**RECORDS PROVIDED:**

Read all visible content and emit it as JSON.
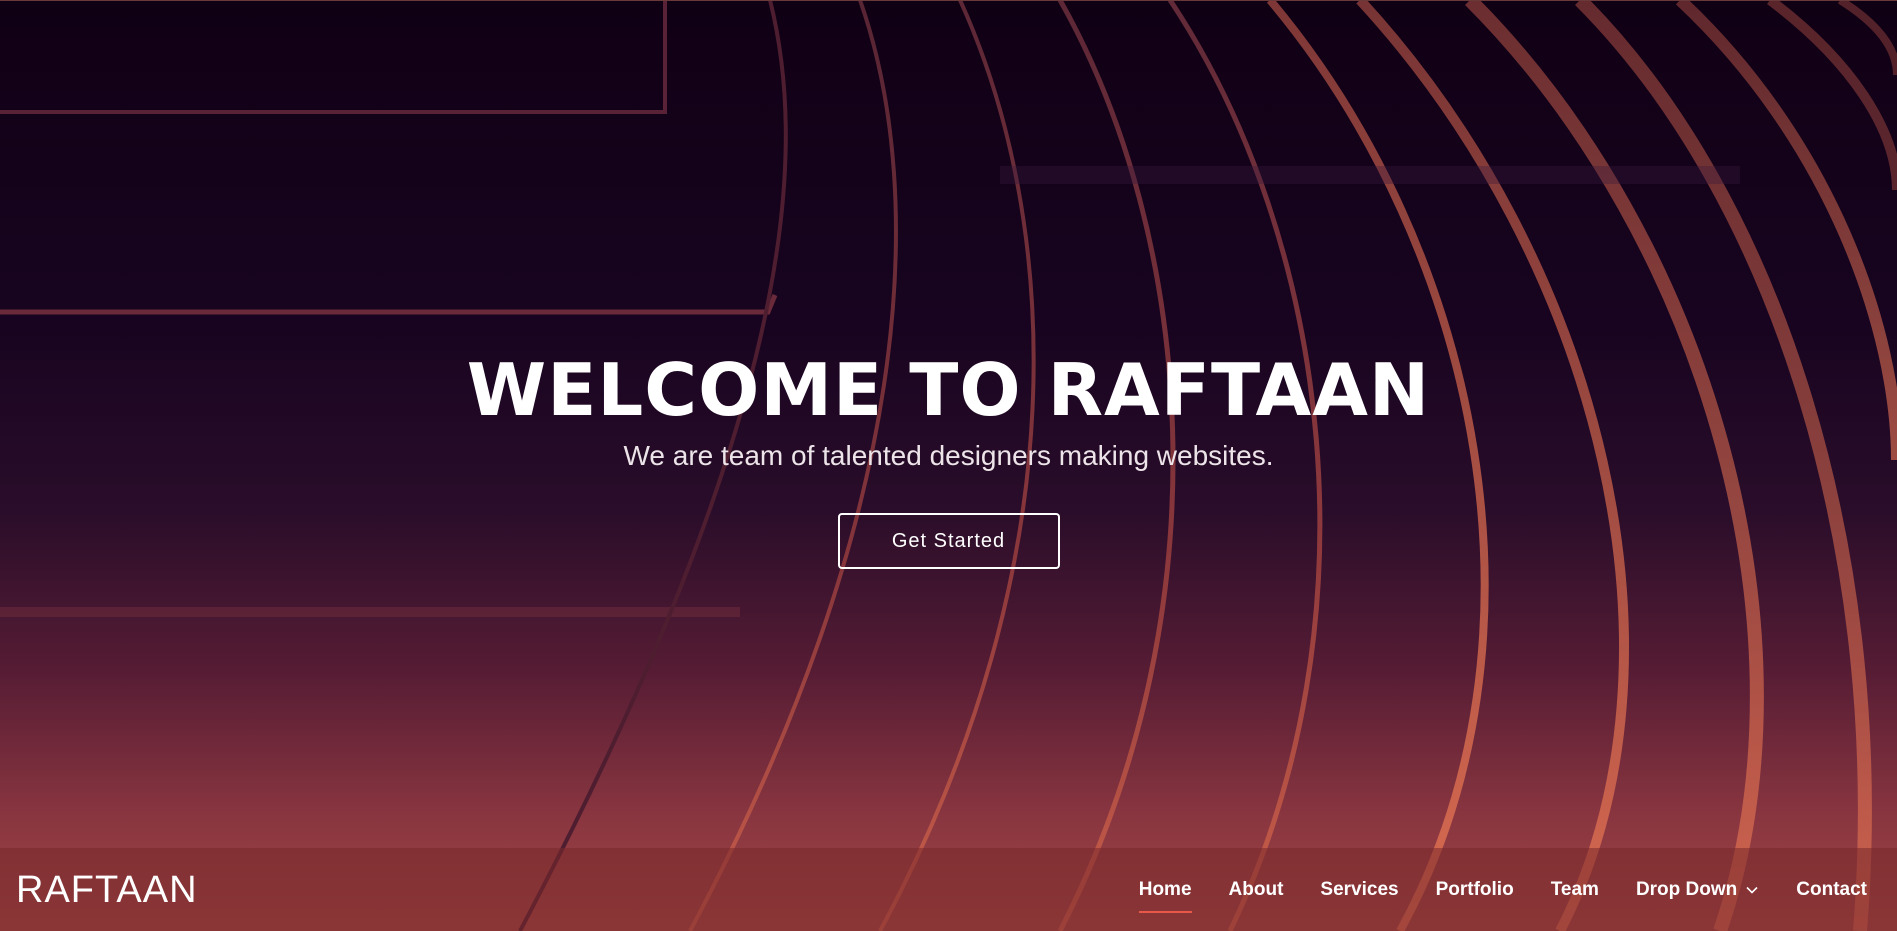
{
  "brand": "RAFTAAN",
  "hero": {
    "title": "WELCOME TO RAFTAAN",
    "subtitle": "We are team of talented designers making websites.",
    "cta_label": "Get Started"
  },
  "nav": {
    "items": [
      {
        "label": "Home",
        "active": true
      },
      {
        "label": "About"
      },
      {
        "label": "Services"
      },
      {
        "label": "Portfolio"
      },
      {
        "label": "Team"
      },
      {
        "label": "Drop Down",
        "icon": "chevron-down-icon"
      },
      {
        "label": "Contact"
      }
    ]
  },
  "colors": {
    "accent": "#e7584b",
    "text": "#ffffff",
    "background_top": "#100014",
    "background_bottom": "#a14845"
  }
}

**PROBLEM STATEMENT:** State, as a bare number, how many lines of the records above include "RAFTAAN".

**SOLUTION:** 2